-- WHAT IS EXPECTED --
Print each record below exactly as it appears.

-- INPUT FOR THIS TASK --
◆ ◆ ◆ ◆ ◆ ◆ ◆
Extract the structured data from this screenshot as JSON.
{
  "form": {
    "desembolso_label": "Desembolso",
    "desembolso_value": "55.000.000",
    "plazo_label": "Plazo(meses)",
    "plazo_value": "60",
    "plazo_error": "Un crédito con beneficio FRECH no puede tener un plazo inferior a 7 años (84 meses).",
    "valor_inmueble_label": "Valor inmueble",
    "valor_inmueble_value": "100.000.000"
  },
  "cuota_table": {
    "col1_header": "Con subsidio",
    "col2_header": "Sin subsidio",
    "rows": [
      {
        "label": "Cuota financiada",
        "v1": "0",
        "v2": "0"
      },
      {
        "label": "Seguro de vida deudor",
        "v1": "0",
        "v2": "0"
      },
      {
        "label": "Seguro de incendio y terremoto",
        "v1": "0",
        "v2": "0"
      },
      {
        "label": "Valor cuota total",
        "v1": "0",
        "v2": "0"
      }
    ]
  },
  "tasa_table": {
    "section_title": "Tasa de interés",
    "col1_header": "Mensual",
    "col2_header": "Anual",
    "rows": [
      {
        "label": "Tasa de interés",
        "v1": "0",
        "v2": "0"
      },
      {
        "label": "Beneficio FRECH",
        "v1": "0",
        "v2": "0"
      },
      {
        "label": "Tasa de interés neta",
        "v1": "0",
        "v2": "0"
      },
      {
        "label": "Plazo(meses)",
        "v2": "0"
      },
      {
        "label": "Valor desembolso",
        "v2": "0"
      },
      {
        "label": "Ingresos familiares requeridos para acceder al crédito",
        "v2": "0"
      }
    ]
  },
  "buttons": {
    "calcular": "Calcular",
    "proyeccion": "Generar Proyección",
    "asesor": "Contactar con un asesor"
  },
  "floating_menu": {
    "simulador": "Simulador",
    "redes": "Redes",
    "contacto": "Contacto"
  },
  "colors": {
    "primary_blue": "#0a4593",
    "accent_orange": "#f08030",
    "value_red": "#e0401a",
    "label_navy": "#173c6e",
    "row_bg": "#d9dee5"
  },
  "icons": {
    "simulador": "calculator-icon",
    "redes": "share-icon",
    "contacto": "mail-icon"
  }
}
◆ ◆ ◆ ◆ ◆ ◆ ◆
-- TASK OUTPUT --
Extract the structured data from this screenshot as JSON.
{
  "form": {
    "desembolso_label": "Desembolso",
    "desembolso_value": "55.000.000",
    "plazo_label": "Plazo(meses)",
    "plazo_value": "60",
    "plazo_error": "Un crédito con beneficio FRECH no puede tener un plazo inferior a 7 años (84 meses).",
    "valor_inmueble_label": "Valor inmueble",
    "valor_inmueble_value": "100.000.000"
  },
  "cuota_table": {
    "col1_header": "Con subsidio",
    "col2_header": "Sin subsidio",
    "rows": [
      {
        "label": "Cuota financiada",
        "v1": "0",
        "v2": "0"
      },
      {
        "label": "Seguro de vida deudor",
        "v1": "0",
        "v2": "0"
      },
      {
        "label": "Seguro de incendio y terremoto",
        "v1": "0",
        "v2": "0"
      },
      {
        "label": "Valor cuota total",
        "v1": "0",
        "v2": "0"
      }
    ]
  },
  "tasa_table": {
    "section_title": "Tasa de interés",
    "col1_header": "Mensual",
    "col2_header": "Anual",
    "rows": [
      {
        "label": "Tasa de interés",
        "v1": "0",
        "v2": "0"
      },
      {
        "label": "Beneficio FRECH",
        "v1": "0",
        "v2": "0"
      },
      {
        "label": "Tasa de interés neta",
        "v1": "0",
        "v2": "0"
      },
      {
        "label": "Plazo(meses)",
        "v2": "0"
      },
      {
        "label": "Valor desembolso",
        "v2": "0"
      },
      {
        "label": "Ingresos familiares requeridos para acceder al crédito",
        "v2": "0"
      }
    ]
  },
  "buttons": {
    "calcular": "Calcular",
    "proyeccion": "Generar Proyección",
    "asesor": "Contactar con un asesor"
  },
  "floating_menu": {
    "simulador": "Simulador",
    "redes": "Redes",
    "contacto": "Contacto"
  },
  "colors": {
    "primary_blue": "#0a4593",
    "accent_orange": "#f08030",
    "value_red": "#e0401a",
    "label_navy": "#173c6e",
    "row_bg": "#d9dee5"
  },
  "icons": {
    "simulador": "calculator-icon",
    "redes": "share-icon",
    "contacto": "mail-icon"
  }
}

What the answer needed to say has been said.